* **INSTRUCTIONS FOR THE TASK**: Only an exact copy of the listing below will do.

* **DATA EXTRACTS**:
--

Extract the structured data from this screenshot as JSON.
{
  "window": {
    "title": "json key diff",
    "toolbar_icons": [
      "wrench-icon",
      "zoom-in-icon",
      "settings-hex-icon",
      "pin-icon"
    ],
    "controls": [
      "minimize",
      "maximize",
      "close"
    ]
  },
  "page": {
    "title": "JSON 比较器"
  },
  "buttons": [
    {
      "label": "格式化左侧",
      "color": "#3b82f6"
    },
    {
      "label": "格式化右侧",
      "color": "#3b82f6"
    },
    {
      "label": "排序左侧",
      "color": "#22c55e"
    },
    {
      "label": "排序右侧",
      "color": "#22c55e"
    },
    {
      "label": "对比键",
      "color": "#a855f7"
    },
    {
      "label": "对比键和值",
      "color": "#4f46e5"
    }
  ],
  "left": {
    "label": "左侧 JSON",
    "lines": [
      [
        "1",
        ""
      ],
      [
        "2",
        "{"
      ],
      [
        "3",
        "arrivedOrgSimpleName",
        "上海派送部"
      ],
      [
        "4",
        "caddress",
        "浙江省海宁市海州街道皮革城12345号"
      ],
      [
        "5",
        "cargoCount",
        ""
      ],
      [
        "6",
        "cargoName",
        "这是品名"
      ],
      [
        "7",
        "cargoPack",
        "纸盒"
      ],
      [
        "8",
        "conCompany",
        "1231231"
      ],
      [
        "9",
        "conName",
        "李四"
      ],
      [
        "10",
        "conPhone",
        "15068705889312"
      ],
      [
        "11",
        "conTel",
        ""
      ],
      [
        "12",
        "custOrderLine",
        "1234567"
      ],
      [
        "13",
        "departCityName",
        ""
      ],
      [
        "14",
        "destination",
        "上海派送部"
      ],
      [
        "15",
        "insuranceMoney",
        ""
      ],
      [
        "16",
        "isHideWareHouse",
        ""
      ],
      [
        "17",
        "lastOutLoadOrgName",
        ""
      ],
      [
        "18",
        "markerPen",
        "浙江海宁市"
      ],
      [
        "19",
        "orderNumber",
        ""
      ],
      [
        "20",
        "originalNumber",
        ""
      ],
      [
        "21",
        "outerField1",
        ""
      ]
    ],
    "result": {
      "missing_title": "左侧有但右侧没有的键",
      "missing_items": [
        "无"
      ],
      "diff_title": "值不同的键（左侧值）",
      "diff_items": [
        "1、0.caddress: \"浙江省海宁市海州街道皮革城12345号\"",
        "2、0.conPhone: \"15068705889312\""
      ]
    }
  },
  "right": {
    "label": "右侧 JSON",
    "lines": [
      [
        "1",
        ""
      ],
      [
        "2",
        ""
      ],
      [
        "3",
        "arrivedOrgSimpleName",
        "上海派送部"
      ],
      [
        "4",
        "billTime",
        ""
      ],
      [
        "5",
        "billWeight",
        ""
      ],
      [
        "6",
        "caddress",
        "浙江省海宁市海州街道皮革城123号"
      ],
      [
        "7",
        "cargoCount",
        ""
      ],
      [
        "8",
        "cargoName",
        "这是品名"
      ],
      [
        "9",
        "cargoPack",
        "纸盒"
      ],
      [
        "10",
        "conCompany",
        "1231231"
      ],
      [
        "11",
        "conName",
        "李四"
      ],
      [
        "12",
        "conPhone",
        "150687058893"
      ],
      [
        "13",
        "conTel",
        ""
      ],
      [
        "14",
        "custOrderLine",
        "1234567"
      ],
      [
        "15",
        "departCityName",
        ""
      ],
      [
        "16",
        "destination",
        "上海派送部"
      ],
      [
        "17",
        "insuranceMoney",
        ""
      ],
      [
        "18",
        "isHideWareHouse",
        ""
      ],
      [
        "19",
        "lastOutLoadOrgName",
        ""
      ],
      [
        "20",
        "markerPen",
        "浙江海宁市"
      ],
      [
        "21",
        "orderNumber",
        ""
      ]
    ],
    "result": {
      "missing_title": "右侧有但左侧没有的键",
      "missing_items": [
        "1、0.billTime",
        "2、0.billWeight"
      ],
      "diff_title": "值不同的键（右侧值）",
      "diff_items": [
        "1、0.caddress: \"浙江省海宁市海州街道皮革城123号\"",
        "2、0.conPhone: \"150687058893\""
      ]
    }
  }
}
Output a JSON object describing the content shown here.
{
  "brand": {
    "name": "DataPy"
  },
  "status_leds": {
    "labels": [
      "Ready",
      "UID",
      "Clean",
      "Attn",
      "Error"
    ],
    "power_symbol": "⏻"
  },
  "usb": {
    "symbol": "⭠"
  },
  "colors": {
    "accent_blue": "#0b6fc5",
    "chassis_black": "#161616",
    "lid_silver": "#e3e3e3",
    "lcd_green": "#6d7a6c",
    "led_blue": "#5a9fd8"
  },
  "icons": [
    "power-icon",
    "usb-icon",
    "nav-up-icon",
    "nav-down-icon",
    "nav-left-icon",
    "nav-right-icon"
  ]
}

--

* **WRITTEN RESPONSE**:
Extract the structured data from this screenshot as JSON.
{
  "window": {
    "title": "json key diff",
    "toolbar_icons": [
      "wrench-icon",
      "zoom-in-icon",
      "settings-hex-icon",
      "pin-icon"
    ],
    "controls": [
      "minimize",
      "maximize",
      "close"
    ]
  },
  "page": {
    "title": "JSON 比较器"
  },
  "buttons": [
    {
      "label": "格式化左侧",
      "color": "#3b82f6"
    },
    {
      "label": "格式化右侧",
      "color": "#3b82f6"
    },
    {
      "label": "排序左侧",
      "color": "#22c55e"
    },
    {
      "label": "排序右侧",
      "color": "#22c55e"
    },
    {
      "label": "对比键",
      "color": "#a855f7"
    },
    {
      "label": "对比键和值",
      "color": "#4f46e5"
    }
  ],
  "left": {
    "label": "左侧 JSON",
    "lines": [
      [
        "1",
        ""
      ],
      [
        "2",
        "{"
      ],
      [
        "3",
        "arrivedOrgSimpleName",
        "上海派送部"
      ],
      [
        "4",
        "caddress",
        "浙江省海宁市海州街道皮革城12345号"
      ],
      [
        "5",
        "cargoCount",
        ""
      ],
      [
        "6",
        "cargoName",
        "这是品名"
      ],
      [
        "7",
        "cargoPack",
        "纸盒"
      ],
      [
        "8",
        "conCompany",
        "1231231"
      ],
      [
        "9",
        "conName",
        "李四"
      ],
      [
        "10",
        "conPhone",
        "15068705889312"
      ],
      [
        "11",
        "conTel",
        ""
      ],
      [
        "12",
        "custOrderLine",
        "1234567"
      ],
      [
        "13",
        "departCityName",
        ""
      ],
      [
        "14",
        "destination",
        "上海派送部"
      ],
      [
        "15",
        "insuranceMoney",
        ""
      ],
      [
        "16",
        "isHideWareHouse",
        ""
      ],
      [
        "17",
        "lastOutLoadOrgName",
        ""
      ],
      [
        "18",
        "markerPen",
        "浙江海宁市"
      ],
      [
        "19",
        "orderNumber",
        ""
      ],
      [
        "20",
        "originalNumber",
        ""
      ],
      [
        "21",
        "outerField1",
        ""
      ]
    ],
    "result": {
      "missing_title": "左侧有但右侧没有的键",
      "missing_items": [
        "无"
      ],
      "diff_title": "值不同的键（左侧值）",
      "diff_items": [
        "1、0.caddress: \"浙江省海宁市海州街道皮革城12345号\"",
        "2、0.conPhone: \"15068705889312\""
      ]
    }
  },
  "right": {
    "label": "右侧 JSON",
    "lines": [
      [
        "1",
        ""
      ],
      [
        "2",
        ""
      ],
      [
        "3",
        "arrivedOrgSimpleName",
        "上海派送部"
      ],
      [
        "4",
        "billTime",
        ""
      ],
      [
        "5",
        "billWeight",
        ""
      ],
      [
        "6",
        "caddress",
        "浙江省海宁市海州街道皮革城123号"
      ],
      [
        "7",
        "cargoCount",
        ""
      ],
      [
        "8",
        "cargoName",
        "这是品名"
      ],
      [
        "9",
        "cargoPack",
        "纸盒"
      ],
      [
        "10",
        "conCompany",
        "1231231"
      ],
      [
        "11",
        "conName",
        "李四"
      ],
      [
        "12",
        "conPhone",
        "150687058893"
      ],
      [
        "13",
        "conTel",
        ""
      ],
      [
        "14",
        "custOrderLine",
        "1234567"
      ],
      [
        "15",
        "departCityName",
        ""
      ],
      [
        "16",
        "destination",
        "上海派送部"
      ],
      [
        "17",
        "insuranceMoney",
        ""
      ],
      [
        "18",
        "isHideWareHouse",
        ""
      ],
      [
        "19",
        "lastOutLoadOrgName",
        ""
      ],
      [
        "20",
        "markerPen",
        "浙江海宁市"
      ],
      [
        "21",
        "orderNumber",
        ""
      ]
    ],
    "result": {
      "missing_title": "右侧有但左侧没有的键",
      "missing_items": [
        "1、0.billTime",
        "2、0.billWeight"
      ],
      "diff_title": "值不同的键（右侧值）",
      "diff_items": [
        "1、0.caddress: \"浙江省海宁市海州街道皮革城123号\"",
        "2、0.conPhone: \"150687058893\""
      ]
    }
  }
}
Output a JSON object describing the content shown here.
{
  "brand": {
    "name": "DataPy"
  },
  "status_leds": {
    "labels": [
      "Ready",
      "UID",
      "Clean",
      "Attn",
      "Error"
    ],
    "power_symbol": "⏻"
  },
  "usb": {
    "symbol": "⭠"
  },
  "colors": {
    "accent_blue": "#0b6fc5",
    "chassis_black": "#161616",
    "lid_silver": "#e3e3e3",
    "lcd_green": "#6d7a6c",
    "led_blue": "#5a9fd8"
  },
  "icons": [
    "power-icon",
    "usb-icon",
    "nav-up-icon",
    "nav-down-icon",
    "nav-left-icon",
    "nav-right-icon"
  ]
}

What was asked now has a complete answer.